Telefunken are the way to go with vintage EL-84, in my opinion. Always my first choice. If you are going to spend money and upgrade your EL-84 these are the tubes, while they last. That said, with some of the excellent new Russian tubes you are 95% there. What you'll gain with the vintage Telefunken is perhaps some bit of perceptible soundstage and a bit of tonality. If these factors are not of priority to you, or if you are not a close listener, don’t waste your time or money and just be happy.

The volume control is one of my favorite things about this little amp. Its very sensitive, in that it has a broad range. Unlike so many volume pots I’ve had, this one runs through the whole band, not just 6 to 9. Full output for me seems to be about 3 o'clock on the dial, so there is a lot of choice in volume between 6 and 3. Smooth action (I hate stepped attenuators) and a pleasure to dial in. It’s like dialing in my Scott 350B FM tuner, very smooth and sensitive response. Its hard to describe but I like it! Bravo Grommes.

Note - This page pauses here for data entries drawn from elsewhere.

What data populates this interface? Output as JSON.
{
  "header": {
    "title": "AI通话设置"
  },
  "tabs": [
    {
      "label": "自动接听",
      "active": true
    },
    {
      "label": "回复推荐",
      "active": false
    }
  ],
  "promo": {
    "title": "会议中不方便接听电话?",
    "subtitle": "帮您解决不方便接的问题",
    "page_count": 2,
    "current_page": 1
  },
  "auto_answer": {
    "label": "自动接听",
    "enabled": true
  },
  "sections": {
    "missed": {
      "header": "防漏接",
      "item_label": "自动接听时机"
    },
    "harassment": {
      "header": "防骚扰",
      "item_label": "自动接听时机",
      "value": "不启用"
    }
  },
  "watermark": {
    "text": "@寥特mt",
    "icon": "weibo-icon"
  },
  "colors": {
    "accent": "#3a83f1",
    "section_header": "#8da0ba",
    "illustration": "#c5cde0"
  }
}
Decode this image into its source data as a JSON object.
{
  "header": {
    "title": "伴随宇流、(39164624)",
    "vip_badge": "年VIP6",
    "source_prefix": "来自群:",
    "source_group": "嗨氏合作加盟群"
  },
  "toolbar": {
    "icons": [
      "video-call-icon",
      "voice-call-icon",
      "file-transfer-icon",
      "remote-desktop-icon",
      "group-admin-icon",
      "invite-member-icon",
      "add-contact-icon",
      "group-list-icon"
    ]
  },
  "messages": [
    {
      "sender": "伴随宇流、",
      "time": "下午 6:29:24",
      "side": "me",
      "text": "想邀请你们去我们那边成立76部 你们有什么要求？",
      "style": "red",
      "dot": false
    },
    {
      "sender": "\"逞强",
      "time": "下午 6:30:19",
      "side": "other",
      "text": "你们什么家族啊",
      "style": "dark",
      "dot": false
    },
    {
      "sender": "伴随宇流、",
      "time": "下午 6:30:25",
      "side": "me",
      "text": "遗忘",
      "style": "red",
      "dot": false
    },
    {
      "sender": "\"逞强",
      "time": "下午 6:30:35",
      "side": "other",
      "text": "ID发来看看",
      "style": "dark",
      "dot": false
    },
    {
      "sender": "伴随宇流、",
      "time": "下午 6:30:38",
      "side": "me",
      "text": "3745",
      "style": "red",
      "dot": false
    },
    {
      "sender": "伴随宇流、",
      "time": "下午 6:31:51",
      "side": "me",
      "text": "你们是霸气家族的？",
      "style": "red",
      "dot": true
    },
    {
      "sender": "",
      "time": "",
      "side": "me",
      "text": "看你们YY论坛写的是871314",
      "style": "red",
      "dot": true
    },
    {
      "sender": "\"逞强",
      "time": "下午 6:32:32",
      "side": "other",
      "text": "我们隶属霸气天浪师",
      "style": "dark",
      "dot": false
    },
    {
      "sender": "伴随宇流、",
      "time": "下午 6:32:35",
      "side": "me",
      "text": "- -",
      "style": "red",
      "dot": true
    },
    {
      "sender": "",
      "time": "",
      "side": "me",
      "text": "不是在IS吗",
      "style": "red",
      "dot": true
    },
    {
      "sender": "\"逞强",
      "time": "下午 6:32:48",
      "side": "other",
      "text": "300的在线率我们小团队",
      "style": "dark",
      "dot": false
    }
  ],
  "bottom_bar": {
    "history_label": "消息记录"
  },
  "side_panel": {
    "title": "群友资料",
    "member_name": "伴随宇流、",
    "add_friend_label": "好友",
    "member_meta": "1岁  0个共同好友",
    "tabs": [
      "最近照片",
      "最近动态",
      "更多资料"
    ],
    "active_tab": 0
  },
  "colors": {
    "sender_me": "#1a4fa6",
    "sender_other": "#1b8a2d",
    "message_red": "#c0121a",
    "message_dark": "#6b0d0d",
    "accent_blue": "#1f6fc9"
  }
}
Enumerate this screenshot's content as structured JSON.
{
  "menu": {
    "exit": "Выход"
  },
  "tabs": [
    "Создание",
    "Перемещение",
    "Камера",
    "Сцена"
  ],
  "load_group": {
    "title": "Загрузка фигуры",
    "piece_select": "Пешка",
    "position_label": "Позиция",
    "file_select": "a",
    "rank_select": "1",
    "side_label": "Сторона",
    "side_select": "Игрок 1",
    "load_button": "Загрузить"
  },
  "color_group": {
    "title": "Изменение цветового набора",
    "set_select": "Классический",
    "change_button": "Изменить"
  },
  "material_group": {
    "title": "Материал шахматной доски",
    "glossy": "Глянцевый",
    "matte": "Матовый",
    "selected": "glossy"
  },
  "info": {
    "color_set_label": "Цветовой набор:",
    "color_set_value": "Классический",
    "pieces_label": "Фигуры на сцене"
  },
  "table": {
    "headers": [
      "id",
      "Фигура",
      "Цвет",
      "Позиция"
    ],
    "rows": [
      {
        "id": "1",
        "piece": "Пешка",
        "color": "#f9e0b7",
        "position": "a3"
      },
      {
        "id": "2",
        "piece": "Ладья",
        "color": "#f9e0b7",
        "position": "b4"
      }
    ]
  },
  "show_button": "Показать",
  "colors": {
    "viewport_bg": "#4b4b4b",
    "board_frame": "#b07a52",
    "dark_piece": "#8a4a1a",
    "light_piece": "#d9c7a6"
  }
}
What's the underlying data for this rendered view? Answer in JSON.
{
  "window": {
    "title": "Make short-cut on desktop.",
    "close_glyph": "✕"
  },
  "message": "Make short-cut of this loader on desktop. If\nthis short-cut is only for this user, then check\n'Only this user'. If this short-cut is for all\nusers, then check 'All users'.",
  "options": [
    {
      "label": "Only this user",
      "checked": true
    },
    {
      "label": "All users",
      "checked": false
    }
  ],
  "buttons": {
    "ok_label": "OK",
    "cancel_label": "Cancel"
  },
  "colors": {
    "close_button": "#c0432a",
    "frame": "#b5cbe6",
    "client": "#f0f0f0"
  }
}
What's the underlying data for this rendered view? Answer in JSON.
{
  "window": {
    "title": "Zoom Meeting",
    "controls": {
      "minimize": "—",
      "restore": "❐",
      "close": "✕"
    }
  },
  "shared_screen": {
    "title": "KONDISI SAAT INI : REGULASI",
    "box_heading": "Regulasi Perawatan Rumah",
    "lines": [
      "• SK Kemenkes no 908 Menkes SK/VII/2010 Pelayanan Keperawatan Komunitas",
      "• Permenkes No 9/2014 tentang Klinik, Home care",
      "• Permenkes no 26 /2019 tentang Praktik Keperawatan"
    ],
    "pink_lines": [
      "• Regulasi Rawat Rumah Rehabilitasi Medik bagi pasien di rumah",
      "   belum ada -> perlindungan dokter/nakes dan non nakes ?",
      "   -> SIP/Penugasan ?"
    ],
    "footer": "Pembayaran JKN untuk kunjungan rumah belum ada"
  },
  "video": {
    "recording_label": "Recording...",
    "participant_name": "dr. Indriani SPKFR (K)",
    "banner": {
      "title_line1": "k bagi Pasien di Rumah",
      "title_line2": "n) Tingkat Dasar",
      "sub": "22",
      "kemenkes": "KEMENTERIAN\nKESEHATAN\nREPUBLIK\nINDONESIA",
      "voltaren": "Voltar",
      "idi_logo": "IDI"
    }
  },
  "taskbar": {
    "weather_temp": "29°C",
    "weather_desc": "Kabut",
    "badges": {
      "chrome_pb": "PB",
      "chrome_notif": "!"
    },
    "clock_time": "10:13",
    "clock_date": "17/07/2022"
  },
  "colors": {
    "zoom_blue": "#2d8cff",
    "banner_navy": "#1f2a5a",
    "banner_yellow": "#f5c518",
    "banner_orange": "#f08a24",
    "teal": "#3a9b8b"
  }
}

Compact and solid, this is a really great sounding and supremely well built single ended amplifier. For many, this could be the last stop on the single ended train, and you wouldn't be missing much.